Aligning promotional strategies with significant calendar events like Valentine’s Day, Christmas, and Easter is a common practice. However, this approach demands a critical reassessment, especially when considering the effectiveness and efficiency of peak day promotions for every brand.
"...not all brands should engage in Valentine’s Day promotions"
Drawing from my extensive experience, including running a successful online flower delivery company, let me share with you why I believe not all brands should engage in Valentine’s Day promotions or similar peak day marketing efforts.
Analyzing the Cost-Benefit Paradox of Peak Day Marketing
Peak days inherently promise high visibility and consumer engagement. Yet, this potential comes with substantial costs and competitive pressure. My journey in the flower delivery sector revealed a counterintuitive insight: while Valentine’s Day might seem like an opportune moment for flower-related promotions, the reality is fraught with challenges. The market becomes saturated with offerings from various sectors, escalating marketing costs and diluting brand messages.
Comparative Market Dynamics: Valentine’s Day vs. Mother’s Day
Our analysis showed that Mother’s Day, contrary to expectations, offered a more lucrative opportunity than Valentine’s Day. The reasons were twofold: reduced competition and a broader target market.
Essentially, while Valentine’s Day appeals to individuals looking to express romantic sentiments, Mother’s Day has a more universal appeal, resulting in a larger potential customer base. This distinction underscores the importance of market segmentation and competitive analysis in campaign planning.
Operational Scalability and Margin Implications
The allure of peak days often obscures the operational challenges and financial implications involved. Scaling up operations to meet the transient demand of a single day can strain resources and operational capabilities.
Furthermore, the focus on volume over margins can jeopardize financial health of your organisation. Our experience highlighted the criticality of maintaining operational agility and focusing on sustainable margin optimisation over mere volume growth.
I think all companies need to do their marketing sustainably—meaning: "Marketing cannot be a cost center, but its primary goal is to add value as a profit center."
Redefining Marketing Strategy: Off-Peak Focus
Given these insights, a strategic pivot is advisable. Targeting consumers during off-peak periods can mitigate competition and cost pressures, allowing for more personalized and effective marketing efforts. This approach aligns with the emerging trend towards a contribution margin-focused strategy, emphasizing profitability and sustainable growth over top-line metrics alone.
The Misalignment of Product-Centric Promotions
The inclination to capitalize on peak days often leads brands to force relevance, resulting in marketing messages that fail to resonate with the target audience. The disconnection between the product offering and the thematic essence of the peak day can confuse consumers and dilute brand equity.
Brands must exercise discernment, ensuring that their promotions are congruent with both the occasion and the brand’s core value proposition.
Implementing a Data-Driven Marketing Approach

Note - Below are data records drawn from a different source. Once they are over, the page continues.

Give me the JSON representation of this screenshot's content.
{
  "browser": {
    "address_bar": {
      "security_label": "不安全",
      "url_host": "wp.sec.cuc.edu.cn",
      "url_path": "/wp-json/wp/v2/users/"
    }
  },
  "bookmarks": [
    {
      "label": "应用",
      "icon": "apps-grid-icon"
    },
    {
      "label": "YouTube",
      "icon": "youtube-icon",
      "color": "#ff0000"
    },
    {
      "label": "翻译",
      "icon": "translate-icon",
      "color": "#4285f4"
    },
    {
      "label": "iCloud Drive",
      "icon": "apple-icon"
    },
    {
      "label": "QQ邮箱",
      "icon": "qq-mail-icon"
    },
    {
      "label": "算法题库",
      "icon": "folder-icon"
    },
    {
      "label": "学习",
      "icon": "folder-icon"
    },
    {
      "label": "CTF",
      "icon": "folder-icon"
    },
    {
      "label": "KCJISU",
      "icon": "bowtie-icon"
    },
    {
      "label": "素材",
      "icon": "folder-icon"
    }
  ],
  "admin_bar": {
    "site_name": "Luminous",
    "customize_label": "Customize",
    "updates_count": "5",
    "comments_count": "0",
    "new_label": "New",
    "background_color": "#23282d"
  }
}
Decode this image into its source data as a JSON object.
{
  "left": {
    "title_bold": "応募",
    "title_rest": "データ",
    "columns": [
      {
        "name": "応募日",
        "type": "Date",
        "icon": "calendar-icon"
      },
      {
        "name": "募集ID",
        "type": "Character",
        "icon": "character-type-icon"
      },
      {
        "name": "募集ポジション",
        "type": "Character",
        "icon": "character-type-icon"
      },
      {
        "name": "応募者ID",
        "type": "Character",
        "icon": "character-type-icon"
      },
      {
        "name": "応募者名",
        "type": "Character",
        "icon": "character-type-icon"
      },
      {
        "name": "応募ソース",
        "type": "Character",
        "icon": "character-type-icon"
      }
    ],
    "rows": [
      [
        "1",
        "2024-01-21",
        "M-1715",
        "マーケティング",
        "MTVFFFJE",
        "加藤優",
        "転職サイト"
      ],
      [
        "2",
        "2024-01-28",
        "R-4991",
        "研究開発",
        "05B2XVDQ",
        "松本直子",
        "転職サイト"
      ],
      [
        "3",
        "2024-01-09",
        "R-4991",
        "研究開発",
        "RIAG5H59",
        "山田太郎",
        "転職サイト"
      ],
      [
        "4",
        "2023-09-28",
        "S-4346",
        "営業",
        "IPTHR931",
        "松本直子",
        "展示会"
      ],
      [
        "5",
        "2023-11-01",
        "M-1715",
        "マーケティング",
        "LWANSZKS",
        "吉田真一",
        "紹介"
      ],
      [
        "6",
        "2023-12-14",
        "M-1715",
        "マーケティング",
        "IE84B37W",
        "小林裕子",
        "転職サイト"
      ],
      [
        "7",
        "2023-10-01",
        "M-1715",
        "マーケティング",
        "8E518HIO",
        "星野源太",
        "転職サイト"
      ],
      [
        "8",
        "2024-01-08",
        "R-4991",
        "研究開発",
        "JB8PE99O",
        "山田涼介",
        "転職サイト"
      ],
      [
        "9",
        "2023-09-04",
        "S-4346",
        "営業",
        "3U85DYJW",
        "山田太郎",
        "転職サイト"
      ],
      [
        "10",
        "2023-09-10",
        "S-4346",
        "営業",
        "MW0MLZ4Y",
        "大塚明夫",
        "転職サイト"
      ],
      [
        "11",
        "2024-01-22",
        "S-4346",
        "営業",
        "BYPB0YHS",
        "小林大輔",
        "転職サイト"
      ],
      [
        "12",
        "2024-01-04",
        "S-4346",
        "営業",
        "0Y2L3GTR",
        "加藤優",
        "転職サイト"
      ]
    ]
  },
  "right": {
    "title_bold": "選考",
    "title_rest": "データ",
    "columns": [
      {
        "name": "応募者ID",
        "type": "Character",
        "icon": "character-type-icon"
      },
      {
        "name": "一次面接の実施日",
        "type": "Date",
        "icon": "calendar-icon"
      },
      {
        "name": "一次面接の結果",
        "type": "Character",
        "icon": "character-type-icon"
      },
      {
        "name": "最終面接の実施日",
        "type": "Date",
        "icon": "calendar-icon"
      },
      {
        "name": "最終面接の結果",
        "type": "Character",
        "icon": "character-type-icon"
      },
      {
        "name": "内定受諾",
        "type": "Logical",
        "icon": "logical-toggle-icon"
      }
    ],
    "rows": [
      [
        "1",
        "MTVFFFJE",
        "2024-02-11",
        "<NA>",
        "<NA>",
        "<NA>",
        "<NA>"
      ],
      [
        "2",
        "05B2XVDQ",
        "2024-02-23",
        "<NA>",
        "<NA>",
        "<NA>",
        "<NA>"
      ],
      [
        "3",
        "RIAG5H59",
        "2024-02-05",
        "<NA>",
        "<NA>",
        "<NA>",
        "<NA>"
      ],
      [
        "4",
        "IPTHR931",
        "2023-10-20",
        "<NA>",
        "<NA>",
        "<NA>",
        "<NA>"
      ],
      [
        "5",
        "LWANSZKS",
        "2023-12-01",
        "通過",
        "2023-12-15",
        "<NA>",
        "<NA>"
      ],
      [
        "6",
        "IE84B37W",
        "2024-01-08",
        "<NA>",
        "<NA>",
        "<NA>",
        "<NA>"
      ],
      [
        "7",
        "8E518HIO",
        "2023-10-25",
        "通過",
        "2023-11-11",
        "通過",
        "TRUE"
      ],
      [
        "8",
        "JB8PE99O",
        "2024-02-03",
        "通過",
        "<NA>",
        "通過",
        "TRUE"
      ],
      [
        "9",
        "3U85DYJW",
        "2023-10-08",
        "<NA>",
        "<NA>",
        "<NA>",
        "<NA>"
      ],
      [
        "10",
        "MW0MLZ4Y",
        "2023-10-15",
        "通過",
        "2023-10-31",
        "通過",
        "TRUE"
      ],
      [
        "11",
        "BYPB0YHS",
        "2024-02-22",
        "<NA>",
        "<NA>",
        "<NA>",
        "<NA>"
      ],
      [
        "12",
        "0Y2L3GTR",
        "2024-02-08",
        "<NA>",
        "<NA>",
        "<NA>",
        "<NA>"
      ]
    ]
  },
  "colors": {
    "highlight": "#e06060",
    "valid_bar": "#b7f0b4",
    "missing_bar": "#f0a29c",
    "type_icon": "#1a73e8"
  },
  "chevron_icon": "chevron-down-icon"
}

To navigate the complexities of peak day promotions, brands should adopt a data-driven marketing strategy. This involves:
- Comprehensive market analysis to identify the true competitive landscape and consumer demand patterns.
- Rigorous segmentation and targeting to ensure message relevance and engagement.
- Financial modeling to assess the cost-effectiveness and potential ROI of peak day promotions versus off-peak strategies.
- Continuous performance monitoring to adapt and refine strategies based on real-time data and market feedback.
- But most importantly: Make sure your product or service has a logical fit to the event you would like to use for your Marketing communication.
Embracing Strategic Marketing Discipline
The decision to engage in peak day promotions should be rooted in strategic analysis rather than tradition or market pressure. By adopting a disciplined approach to marketing strategy, brands can better align their promotional efforts with their business objectives and market realities.
The ultimate goal is to build a marketing strategy that is not only responsive to market opportunities but also grounded in financial pragmatism and operational sustainability.
Peak day marketing campaigning is the most challenging thing to get right. You and your teams have to be very careful not get carried away by the prospect of having an "easy" campaign idea and forget to focus on adding long term sustainable customer value, outside of peak sales days, too.